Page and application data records
..............................

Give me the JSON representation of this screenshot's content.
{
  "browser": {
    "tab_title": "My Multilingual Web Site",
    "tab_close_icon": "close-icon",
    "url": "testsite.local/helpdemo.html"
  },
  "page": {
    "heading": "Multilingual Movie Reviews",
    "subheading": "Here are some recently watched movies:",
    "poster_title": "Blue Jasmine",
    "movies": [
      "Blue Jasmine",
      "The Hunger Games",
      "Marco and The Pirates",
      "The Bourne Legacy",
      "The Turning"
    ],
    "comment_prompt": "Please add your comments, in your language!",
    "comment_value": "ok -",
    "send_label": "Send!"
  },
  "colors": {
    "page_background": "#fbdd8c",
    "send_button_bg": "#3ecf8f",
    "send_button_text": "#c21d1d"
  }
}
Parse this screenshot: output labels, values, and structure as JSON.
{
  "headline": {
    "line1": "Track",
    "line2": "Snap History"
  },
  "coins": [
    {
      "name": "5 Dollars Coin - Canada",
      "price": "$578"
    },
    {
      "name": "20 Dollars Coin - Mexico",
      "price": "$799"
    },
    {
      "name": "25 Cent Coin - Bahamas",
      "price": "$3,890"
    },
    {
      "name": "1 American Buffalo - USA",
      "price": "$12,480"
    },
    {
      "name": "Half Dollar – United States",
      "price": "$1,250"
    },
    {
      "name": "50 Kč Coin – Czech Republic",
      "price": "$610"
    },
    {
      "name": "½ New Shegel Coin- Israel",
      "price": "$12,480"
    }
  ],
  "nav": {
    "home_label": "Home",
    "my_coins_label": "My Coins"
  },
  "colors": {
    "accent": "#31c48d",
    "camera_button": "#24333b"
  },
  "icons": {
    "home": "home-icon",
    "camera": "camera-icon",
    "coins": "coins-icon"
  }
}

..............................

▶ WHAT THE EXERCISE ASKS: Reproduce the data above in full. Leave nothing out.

▶ WRITTEN RESPONSE:
Give me the JSON representation of this screenshot's content.
{
  "browser": {
    "tab_title": "My Multilingual Web Site",
    "tab_close_icon": "close-icon",
    "url": "testsite.local/helpdemo.html"
  },
  "page": {
    "heading": "Multilingual Movie Reviews",
    "subheading": "Here are some recently watched movies:",
    "poster_title": "Blue Jasmine",
    "movies": [
      "Blue Jasmine",
      "The Hunger Games",
      "Marco and The Pirates",
      "The Bourne Legacy",
      "The Turning"
    ],
    "comment_prompt": "Please add your comments, in your language!",
    "comment_value": "ok -",
    "send_label": "Send!"
  },
  "colors": {
    "page_background": "#fbdd8c",
    "send_button_bg": "#3ecf8f",
    "send_button_text": "#c21d1d"
  }
}
Parse this screenshot: output labels, values, and structure as JSON.
{
  "headline": {
    "line1": "Track",
    "line2": "Snap History"
  },
  "coins": [
    {
      "name": "5 Dollars Coin - Canada",
      "price": "$578"
    },
    {
      "name": "20 Dollars Coin - Mexico",
      "price": "$799"
    },
    {
      "name": "25 Cent Coin - Bahamas",
      "price": "$3,890"
    },
    {
      "name": "1 American Buffalo - USA",
      "price": "$12,480"
    },
    {
      "name": "Half Dollar – United States",
      "price": "$1,250"
    },
    {
      "name": "50 Kč Coin – Czech Republic",
      "price": "$610"
    },
    {
      "name": "½ New Shegel Coin- Israel",
      "price": "$12,480"
    }
  ],
  "nav": {
    "home_label": "Home",
    "my_coins_label": "My Coins"
  },
  "colors": {
    "accent": "#31c48d",
    "camera_button": "#24333b"
  },
  "icons": {
    "home": "home-icon",
    "camera": "camera-icon",
    "coins": "coins-icon"
  }
}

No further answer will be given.